TASK STATEMENT =
For any picture in the lines below, please leave it out and copy the rest exactly.

Data about app and page elements
------

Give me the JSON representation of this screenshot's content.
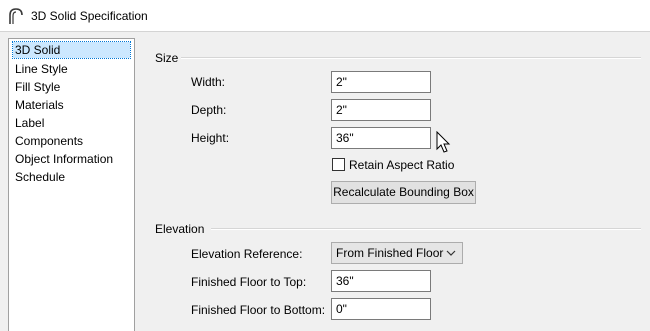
{
  "window": {
    "title": "3D Solid Specification",
    "icon": "arch-icon"
  },
  "sidebar": {
    "items": [
      {
        "label": "3D Solid",
        "selected": true
      },
      {
        "label": "Line Style"
      },
      {
        "label": "Fill Style"
      },
      {
        "label": "Materials"
      },
      {
        "label": "Label"
      },
      {
        "label": "Components"
      },
      {
        "label": "Object Information"
      },
      {
        "label": "Schedule"
      }
    ]
  },
  "size": {
    "heading": "Size",
    "width_label": "Width:",
    "width_value": "2\"",
    "depth_label": "Depth:",
    "depth_value": "2\"",
    "height_label": "Height:",
    "height_value": "36\"",
    "retain_label": "Retain Aspect Ratio",
    "retain_checked": false,
    "recalc_label": "Recalculate Bounding Box"
  },
  "elevation": {
    "heading": "Elevation",
    "reference_label": "Elevation Reference:",
    "reference_value": "From Finished Floor",
    "top_label": "Finished Floor to Top:",
    "top_value": "36\"",
    "bottom_label": "Finished Floor to Bottom:",
    "bottom_value": "0\""
  }
}
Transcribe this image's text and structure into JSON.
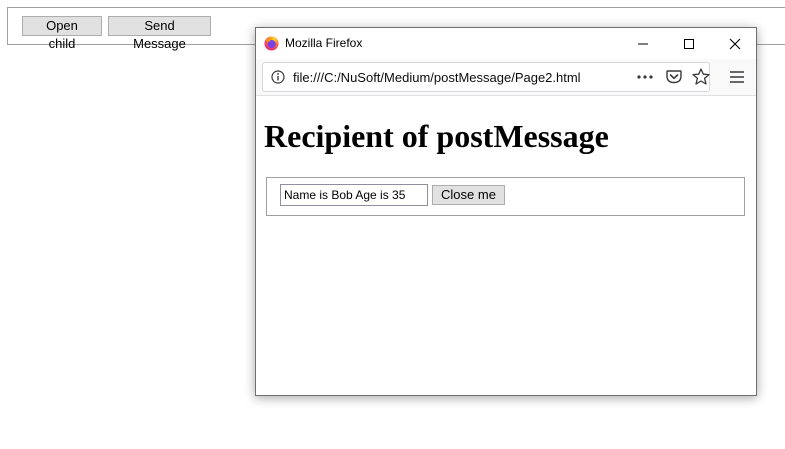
{
  "parent": {
    "open_child_label": "Open child",
    "send_message_label": "Send Message"
  },
  "popup": {
    "window_title": "Mozilla Firefox",
    "url": "file:///C:/NuSoft/Medium/postMessage/Page2.html",
    "icons": {
      "logo": "firefox-logo-icon",
      "minimize": "minimize-icon",
      "maximize": "maximize-icon",
      "close": "close-icon",
      "info": "info-icon",
      "more": "more-actions-icon",
      "pocket": "pocket-icon",
      "bookmark": "star-icon",
      "menu": "hamburger-menu-icon"
    },
    "page": {
      "heading": "Recipient of postMessage",
      "message_value": "Name is Bob Age is  35",
      "close_me_label": "Close me"
    }
  },
  "colors": {
    "button_bg": "#e1e1e1",
    "border": "#a0a0a0",
    "firefox_orange": "#ff7139",
    "firefox_purple": "#7542e5"
  }
}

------

SOLUTION FOR THIS TASK =
Give me the JSON representation of this screenshot's content.
{
  "window": {
    "title": "3D Solid Specification",
    "icon": "arch-icon"
  },
  "sidebar": {
    "items": [
      {
        "label": "3D Solid",
        "selected": true
      },
      {
        "label": "Line Style"
      },
      {
        "label": "Fill Style"
      },
      {
        "label": "Materials"
      },
      {
        "label": "Label"
      },
      {
        "label": "Components"
      },
      {
        "label": "Object Information"
      },
      {
        "label": "Schedule"
      }
    ]
  },
  "size": {
    "heading": "Size",
    "width_label": "Width:",
    "width_value": "2\"",
    "depth_label": "Depth:",
    "depth_value": "2\"",
    "height_label": "Height:",
    "height_value": "36\"",
    "retain_label": "Retain Aspect Ratio",
    "retain_checked": false,
    "recalc_label": "Recalculate Bounding Box"
  },
  "elevation": {
    "heading": "Elevation",
    "reference_label": "Elevation Reference:",
    "reference_value": "From Finished Floor",
    "top_label": "Finished Floor to Top:",
    "top_value": "36\"",
    "bottom_label": "Finished Floor to Bottom:",
    "bottom_value": "0\""
  }
}
Transcribe this image's text and structure into JSON.
{
  "parent": {
    "open_child_label": "Open child",
    "send_message_label": "Send Message"
  },
  "popup": {
    "window_title": "Mozilla Firefox",
    "url": "file:///C:/NuSoft/Medium/postMessage/Page2.html",
    "icons": {
      "logo": "firefox-logo-icon",
      "minimize": "minimize-icon",
      "maximize": "maximize-icon",
      "close": "close-icon",
      "info": "info-icon",
      "more": "more-actions-icon",
      "pocket": "pocket-icon",
      "bookmark": "star-icon",
      "menu": "hamburger-menu-icon"
    },
    "page": {
      "heading": "Recipient of postMessage",
      "message_value": "Name is Bob Age is  35",
      "close_me_label": "Close me"
    }
  },
  "colors": {
    "button_bg": "#e1e1e1",
    "border": "#a0a0a0",
    "firefox_orange": "#ff7139",
    "firefox_purple": "#7542e5"
  }
}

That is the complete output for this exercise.